Best part, the app is free!  There’s even a demo mode if you just want to play around and see the features without connecting to the console, check it out!

Screen shot 2012-10-27 at 12.12.53 AM

Ableton Live Lighting Control

So today we got some time to experiment with Ableton Live controlling our lighting console.  Basically the goal was to find a way to have Ableton control the lighting cues and trigger everything.  This way we have everything in sync and it’s all automated.

Today was time well spent.  We figured out all kinds of cool stuff that has really opened the doors wide open to all sorts of possibilities.  Basically we can now have Ableton be the center of control for the entire show, lights, media servers, lyrics, anything that can see MIDI!

The best part is that since it’s through Ableton we can still have the creative freedom to change tempos or repeat sections and everything will follow along.  So everything can be programmed but we can still be flexible, pretty rad!  This is a lot better than the other way around where Ableton chases another source and the performer can’t change anything on the fly.  Locked into a timecode that can’t speed up, slow down, or jump around.

For now here are just a couple of teaser videos.  Ableton was on one laptop outputting MIDI commands to our ETC ION console.  The the ION was outputting DMX over ARTnet to another laptop running Light Converse visualization software.  We’ll make another video explaining things in more detail at some point.  For now this shows a couple of lighting looks mapped to MIDI notes that could be played live or played from the timeline.  You can just imagine where this could lead with some more time to plan out looks!

QLab

QLab for Audio, Lighting, and Video Control

So if you saw the other post about QLab you’ll know that we love it for track editing and playback of audio for shows. Recently we were playing around with some of the other features.

We were trying different options for controlling our lighting console from Ableton Live. We managed to get Ableton to output MIDI time code (through an in between program) and have our ETC ION console chase it. I’ll make another post about how we got that to work.

After some playing around with that setup we opened up QLab. QLab has native support for all kinds of timing and MIDI options. Using QLab we were able to simultaneously send time code to Ableton to track and play audio and send MIDI show control to the lighting console to “go” on the the cues. Basically we found that it would be pretty easy to set up QLab to be the center of control for everything. Hit one “go” button and trigger Ableton, lighting, the built in audio playback, built in video playback, just about anything!

Mainly we were testing sync’d playback from Ableton which is actually pretty easy. Either have the lighting console and Ableton both track to time code. Or have Ableton track time code and the lighting console track MIDI show control. Both options mean we can have our lighting cues precisely mapped out and repeatable all with the touch of a button.

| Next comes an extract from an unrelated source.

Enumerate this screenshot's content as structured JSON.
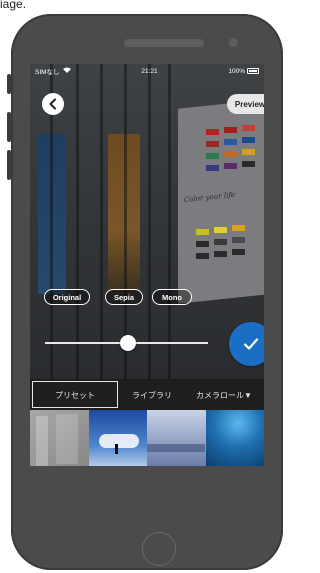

And since you can set up multiple devices we were able to send MIDI timecode internally to Ableton and externally to our lighting console at the same time at different timecodes is we wanted to. This means if we needed to offset the timing to one or the other it’s pretty simple. So if you programmed a bunch of cues to a certain timecode range, but then had to change it in Ableton for some reason, it wouldn’t be a big deal, just offset the times.

I can’t wait for the next show where we need this kind of precision. By linking Ableton directly to the lighting console, or controlling both Ableton and the lighting console from QLab, we’ll have all the control we need! One “go” button and everything will sync up perfectly, pretty cool!

For more info on all of these products check out the manufacturer’s sites.

Ableton Live

ETC ION

Figure 53’s QLab